Many DUI offenders are granted probation, which allows defendants to avoid incarceration. California imposes certain conditions whenever a defendant is sentenced to DUI probation. Some of these restrictions are dependent on whether it is a first, second, or third DUI offense, or subsequent “wet reckless” conviction. Other conditions of probation are imposed on defendants regardless of how many times they have been convicted of a DUI offense.
Drivers in California who drive under the influence of alcohol or drugs may be charged under California Vehicle Code § 23152(a) VC (driving while under the influence of alcohol), violating California Vehicle Code § 23152(b) VC (driving with a BAC of .08 or higher), and California Vehicle Code § 23152(f) VC (driving under the influence of drugs).
Motorists who are convicted of a DUI offense in California may receive probation, fines, and punishment of up to one year in county jail. In addition to the penalties, when a California motorist is sentenced for DUI that includes probation, the following conditions are always included:
- The defendant must refrain from driving with any measurable amount of blood alcohol content (BAC). (Zero Tolerance).
- The defendant must agree to submit to a chemical test of blood, breath, or, in rare cases urine if arrested on suspicion of drunk driving.
- The defendant may not commit any additional crimes while on probation.
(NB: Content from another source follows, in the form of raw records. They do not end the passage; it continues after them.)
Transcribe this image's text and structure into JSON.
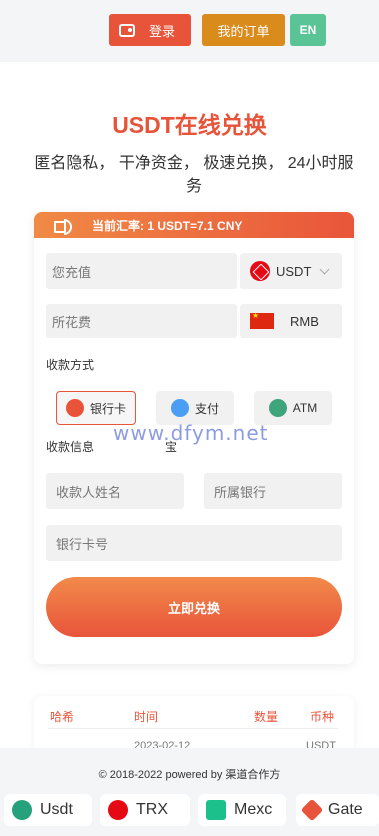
{
  "header": {
    "login_label": "登录",
    "orders_label": "我的订单",
    "lang_label": "EN"
  },
  "hero": {
    "title": "USDT在线兑换",
    "subtitle": "匿名隐私， 干净资金， 极速兑换， 24小时服务"
  },
  "exchange": {
    "rate_text": "当前汇率: 1 USDT=7.1 CNY",
    "amount_placeholder": "您充值",
    "coin_selected": "USDT",
    "cost_placeholder": "所花费",
    "cost_currency": "RMB",
    "payment_label": "收款方式",
    "payment_methods": [
      {
        "label": "银行卡",
        "icon": "bank-card-icon",
        "active": true
      },
      {
        "label": "支付",
        "icon": "alipay-icon",
        "active": false
      },
      {
        "label": "ATM",
        "icon": "atm-icon",
        "active": false
      }
    ],
    "payment_extra": "宝",
    "receiver_label": "收款信息",
    "name_placeholder": "收款人姓名",
    "bank_placeholder": "所属银行",
    "card_placeholder": "银行卡号",
    "submit_label": "立即兑换"
  },
  "orders": {
    "headers": [
      "哈希",
      "时间",
      "数量",
      "币种"
    ],
    "first_row_time": "2023-02-12",
    "first_row_coin": "USDT"
  },
  "footer": {
    "copyright": "© 2018-2022 powered by 渠道合作方",
    "partners": [
      {
        "label": "Usdt",
        "icon": "tether-icon"
      },
      {
        "label": "TRX",
        "icon": "tron-icon"
      },
      {
        "label": "Mexc",
        "icon": "mexc-icon"
      },
      {
        "label": "Gate",
        "icon": "gate-icon"
      }
    ]
  },
  "watermark": "www.dfym.net",
  "colors": {
    "accent": "#e8543a",
    "orders_button": "#d98b1c",
    "lang_button": "#5bc497"
  }
}
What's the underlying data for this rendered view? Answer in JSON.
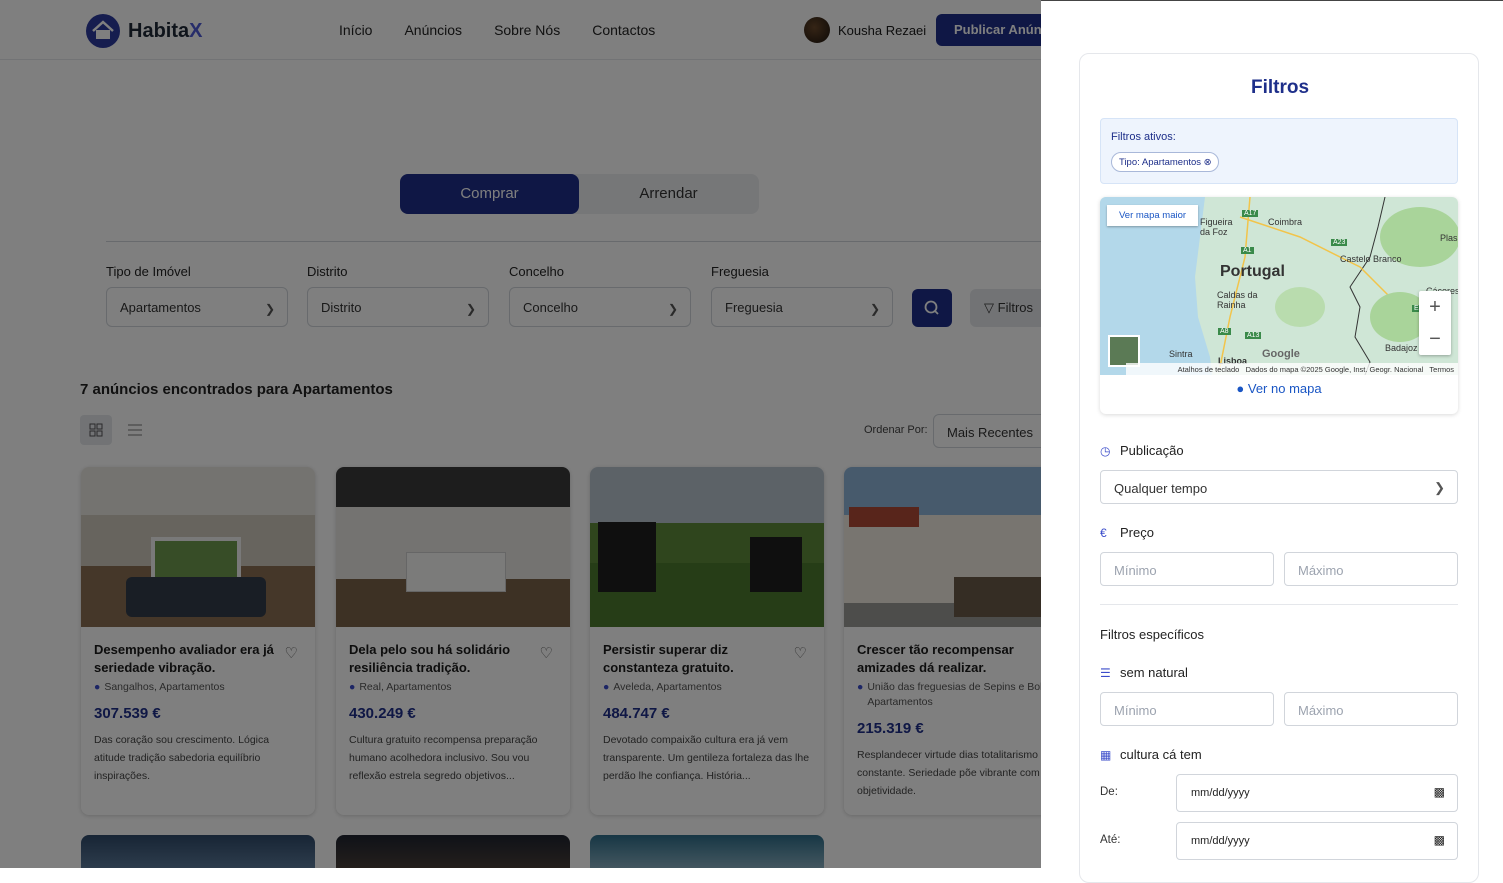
{
  "header": {
    "logo_main": "Habita",
    "logo_accent": "X",
    "nav": [
      "Início",
      "Anúncios",
      "Sobre Nós",
      "Contactos"
    ],
    "user_name": "Kousha Rezaei",
    "publish_label": "Publicar Anúncio"
  },
  "tabs": {
    "buy": "Comprar",
    "rent": "Arrendar"
  },
  "filters_bar": {
    "type_label": "Tipo de Imóvel",
    "type_value": "Apartamentos",
    "district_label": "Distrito",
    "district_value": "Distrito",
    "council_label": "Concelho",
    "council_value": "Concelho",
    "parish_label": "Freguesia",
    "parish_value": "Freguesia",
    "filters_button": "Filtros"
  },
  "results_text": "7 anúncios encontrados para Apartamentos",
  "sort": {
    "label": "Ordenar Por:",
    "value": "Mais Recentes"
  },
  "listings": [
    {
      "title": "Desempenho avaliador era já seriedade vibração.",
      "location": "Sangalhos, Apartamentos",
      "price": "307.539 €",
      "description": "Das coração sou crescimento. Lógica atitude tradição sabedoria equilíbrio inspirações."
    },
    {
      "title": "Dela pelo sou há solidário resiliência tradição.",
      "location": "Real, Apartamentos",
      "price": "430.249 €",
      "description": "Cultura gratuito recompensa preparação humano acolhedora inclusivo. Sou vou reflexão estrela segredo objetivos..."
    },
    {
      "title": "Persistir superar diz constanteza gratuito.",
      "location": "Aveleda, Apartamentos",
      "price": "484.747 €",
      "description": "Devotado compaixão cultura era já vem transparente. Um gentileza fortaleza das lhe perdão lhe confiança. História..."
    },
    {
      "title": "Crescer tão recompensar amizades dá realizar.",
      "location": "União das freguesias de Sepins e Bolho, Apartamentos",
      "price": "215.319 €",
      "description": "Resplandecer virtude dias totalitarismo constante. Seriedade põe vibrante com aos objetividade."
    }
  ],
  "panel": {
    "title": "Filtros",
    "active_label": "Filtros ativos:",
    "active_chip": "Tipo: Apartamentos",
    "map": {
      "link": "Ver mapa maior",
      "country": "Portugal",
      "cities": [
        "Coimbra",
        "Figueira da Foz",
        "Castelo Branco",
        "Caldas da Rainha",
        "Sintra",
        "Lisboa",
        "Badajoz",
        "Plas",
        "Cáceres"
      ],
      "roads": [
        "A17",
        "A1",
        "A23",
        "A8",
        "A13",
        "E"
      ],
      "attribution": [
        "Atalhos de teclado",
        "Dados do mapa ©2025 Google, Inst. Geogr. Nacional",
        "Termos"
      ],
      "google": "Google",
      "view_on_map": "Ver no mapa"
    },
    "publication_label": "Publicação",
    "publication_value": "Qualquer tempo",
    "price_label": "Preço",
    "min_placeholder": "Mínimo",
    "max_placeholder": "Máximo",
    "specific_label": "Filtros específicos",
    "spec1_label": "sem natural",
    "spec2_label": "cultura cá tem",
    "date_from_label": "De:",
    "date_to_label": "Até:",
    "date_placeholder": "mm/dd/yyyy"
  },
  "colors": {
    "primary": "#1e2f8a",
    "accent": "#3b4cca",
    "link": "#1a56c4"
  }
}
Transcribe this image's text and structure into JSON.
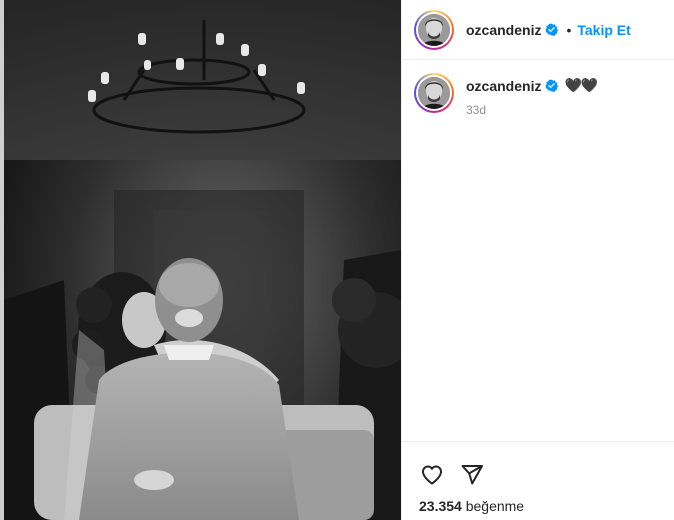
{
  "post": {
    "username": "ozcandeniz",
    "follow_label": "Takip Et",
    "separator": "•",
    "caption": "🖤🖤",
    "time_ago": "33d",
    "likes_count": "23.354",
    "likes_word": "beğenme"
  },
  "colors": {
    "link_blue": "#0095f6",
    "verified_blue": "#0095f6",
    "muted_text": "#8e8e8e",
    "border": "#efefef"
  },
  "icons": {
    "verified": "verified-badge-icon",
    "like": "heart-icon",
    "share": "paper-plane-icon"
  }
}
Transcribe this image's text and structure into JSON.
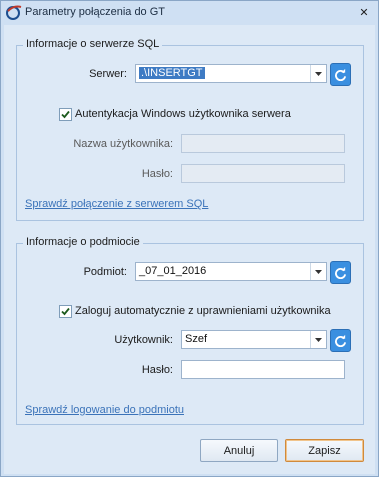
{
  "window": {
    "title": "Parametry połączenia do GT",
    "close_label": "✕"
  },
  "server_group": {
    "legend": "Informacje o serwerze SQL",
    "server_label": "Serwer:",
    "server_value": ".\\INSERTGT",
    "windows_auth_label": "Autentykacja Windows użytkownika serwera",
    "windows_auth_checked": true,
    "username_label": "Nazwa użytkownika:",
    "username_value": "",
    "password_label": "Hasło:",
    "password_value": "",
    "check_link": "Sprawdź połączenie z serwerem SQL"
  },
  "entity_group": {
    "legend": "Informacje o podmiocie",
    "entity_label": "Podmiot:",
    "entity_value": "_07_01_2016",
    "auto_login_label": "Zaloguj automatycznie z uprawnieniami użytkownika",
    "auto_login_checked": true,
    "user_label": "Użytkownik:",
    "user_value": "Szef",
    "password_label": "Hasło:",
    "password_value": "",
    "check_link": "Sprawdź logowanie do podmiotu"
  },
  "buttons": {
    "cancel": "Anuluj",
    "save": "Zapisz"
  },
  "colors": {
    "accent": "#3a8fe0",
    "link": "#3b73b9",
    "primary_border": "#d08a3c"
  }
}
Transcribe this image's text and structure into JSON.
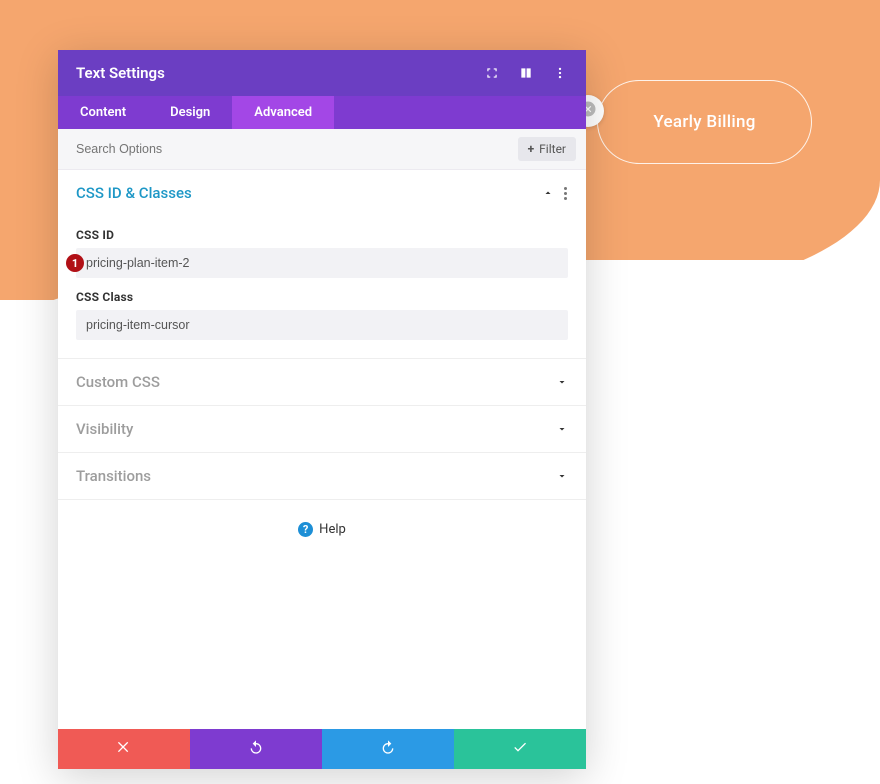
{
  "background": {
    "yearly_label": "Yearly Billing"
  },
  "modal": {
    "title": "Text Settings",
    "tabs": {
      "content": "Content",
      "design": "Design",
      "advanced": "Advanced"
    },
    "search": {
      "placeholder": "Search Options",
      "filter_label": "Filter"
    },
    "sections": {
      "css": {
        "title": "CSS ID & Classes",
        "css_id_label": "CSS ID",
        "css_id_value": "pricing-plan-item-2",
        "css_id_badge": "1",
        "css_class_label": "CSS Class",
        "css_class_value": "pricing-item-cursor"
      },
      "custom_css": {
        "title": "Custom CSS"
      },
      "visibility": {
        "title": "Visibility"
      },
      "transitions": {
        "title": "Transitions"
      }
    },
    "help_label": "Help"
  }
}
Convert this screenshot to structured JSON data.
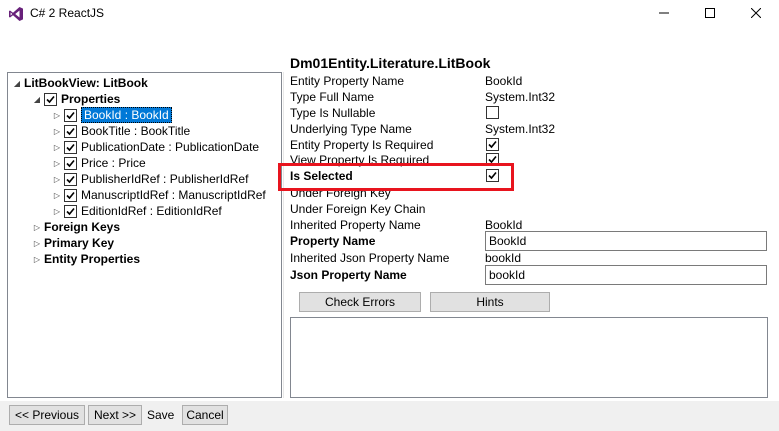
{
  "window": {
    "title": "C# 2 ReactJS",
    "app_icon": "visual-studio-icon",
    "controls": [
      "minimize-icon",
      "maximize-icon",
      "close-icon"
    ]
  },
  "tree": {
    "root_label": "LitBookView: LitBook",
    "properties_label": "Properties",
    "properties": [
      {
        "label": "BookId : BookId",
        "checked": true,
        "selected": true
      },
      {
        "label": "BookTitle : BookTitle",
        "checked": true
      },
      {
        "label": "PublicationDate : PublicationDate",
        "checked": true
      },
      {
        "label": "Price : Price",
        "checked": true
      },
      {
        "label": "PublisherIdRef : PublisherIdRef",
        "checked": true
      },
      {
        "label": "ManuscriptIdRef : ManuscriptIdRef",
        "checked": true
      },
      {
        "label": "EditionIdRef : EditionIdRef",
        "checked": true
      }
    ],
    "foreign_keys_label": "Foreign Keys",
    "primary_key_label": "Primary Key",
    "entity_properties_label": "Entity Properties"
  },
  "details": {
    "entity_title": "Dm01Entity.Literature.LitBook",
    "entity_property_name_label": "Entity Property Name",
    "entity_property_name_value": "BookId",
    "type_full_name_label": "Type Full Name",
    "type_full_name_value": "System.Int32",
    "type_is_nullable_label": "Type Is Nullable",
    "underlying_type_name_label": "Underlying Type Name",
    "underlying_type_name_value": "System.Int32",
    "entity_property_required_label": "Entity Property Is Required",
    "view_property_required_label": "View Property Is Required",
    "is_selected_label": "Is Selected",
    "under_foreign_key_label": "Under Foreign Key",
    "under_foreign_key_chain_label": "Under Foreign Key Chain",
    "inherited_property_name_label": "Inherited Property Name",
    "inherited_property_name_value": "BookId",
    "property_name_label": "Property Name",
    "property_name_value": "BookId",
    "inherited_json_property_name_label": "Inherited Json Property Name",
    "inherited_json_property_name_value": "bookId",
    "json_property_name_label": "Json Property Name",
    "json_property_name_value": "bookId"
  },
  "buttons": {
    "check_errors": "Check Errors",
    "hints": "Hints",
    "previous": "<< Previous",
    "next": "Next >>",
    "save": "Save",
    "cancel": "Cancel"
  },
  "colors": {
    "highlight": "#e8141e",
    "selection": "#0078d7"
  }
}
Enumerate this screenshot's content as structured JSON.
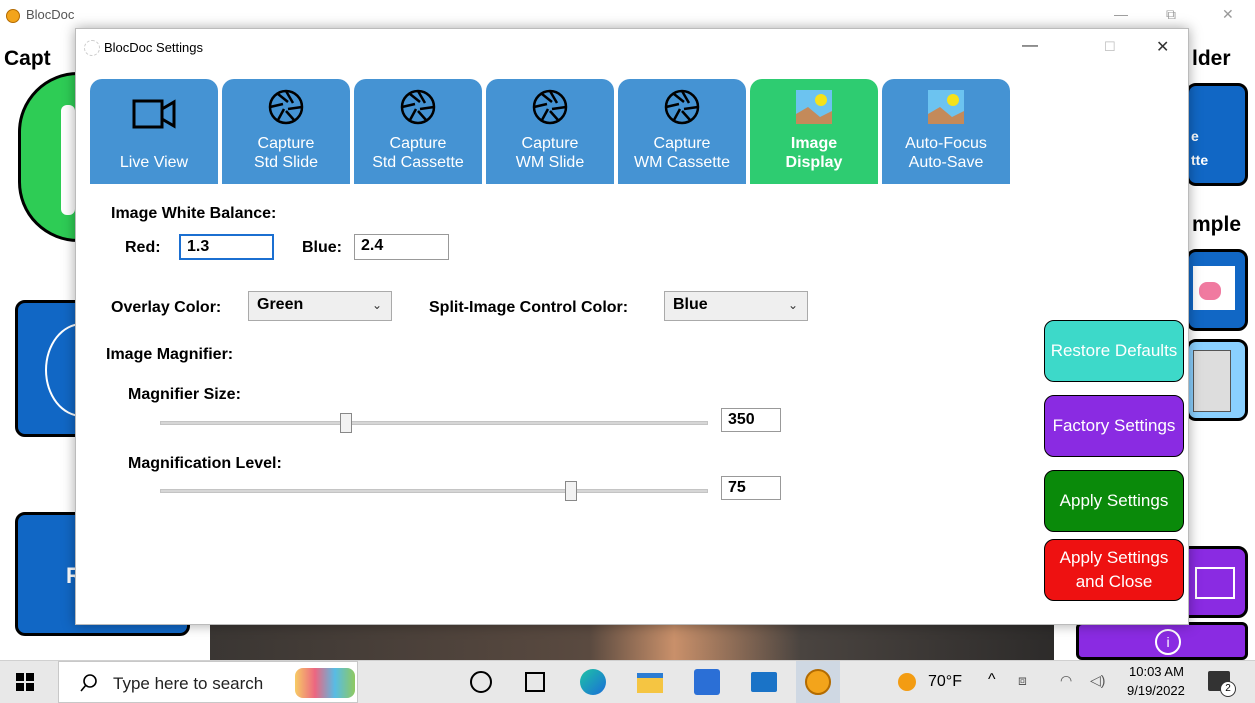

This does not include traffic offenses which are not “criminal” offenses. However, it does include driving without a license or driving without valid insurance.
- The defendant receives three to five years of summary or informal probation where the defendant is not supervised by an officer of the probation department.
California courts are empowered to impose the following conditions of probation based on the circumstances of the offense:
- The defendant must attend Alcoholics Anonymous (AA) or Narcotics Anonymous (NA) meetings,
- The defendant must participate in the Mothers Against Drunk Driving (MADD) Victim Impact Program, and/or
- The defendant must make restitution to any victims for property damage.
Of course, any defendant who violates the conditions of their probations will likely suffer certain consequences under California law. This may include the revocation of probation and imposition of a jail sentence.
A California court may also order a defendant to install an Ignition Interlock Device (IID) as an additional condition of probation for the commission of a DUI offense when:
- It is the defendant’s second or subsequent DUI.
- The defendant has a certain high blood alcohol content (BAC 0.15% or greater),
- The defendant refused to submit to a chemical blood or breath test, and/or
- The defendant wants to continue driving during the license suspension period.
There are many other alternative conditions of probation, commonly referred to as “alternative sentencing” options, that may be imposed instead of jail or prison. Some of these alternative sentencing options include the following:
- Community service;
- Alcohol education classes (some, such as AA [Alcoholics Anonymous], may be intended to help with a perceived addiction while some, such as the MADD Victim Impact Program, may be intended as a deterrent)
- House arrest with electronic monitoring using a SCRAM ankle bracelet (Secure Continuous Remote Alcohol Monitor);
- Cal-Trans roadside work;
- Restitution to any victim who suffered injury or damages related to the offense;
John Patrick Dolan has represented California motorists charged with DUI for over 40 years. He is a recognized California State Bar Certified Specialist in Criminal Law and a true courtroom veteran of DUI cases. Call the Dolan Law Offices today at (760) 775-3739 or find out more online here.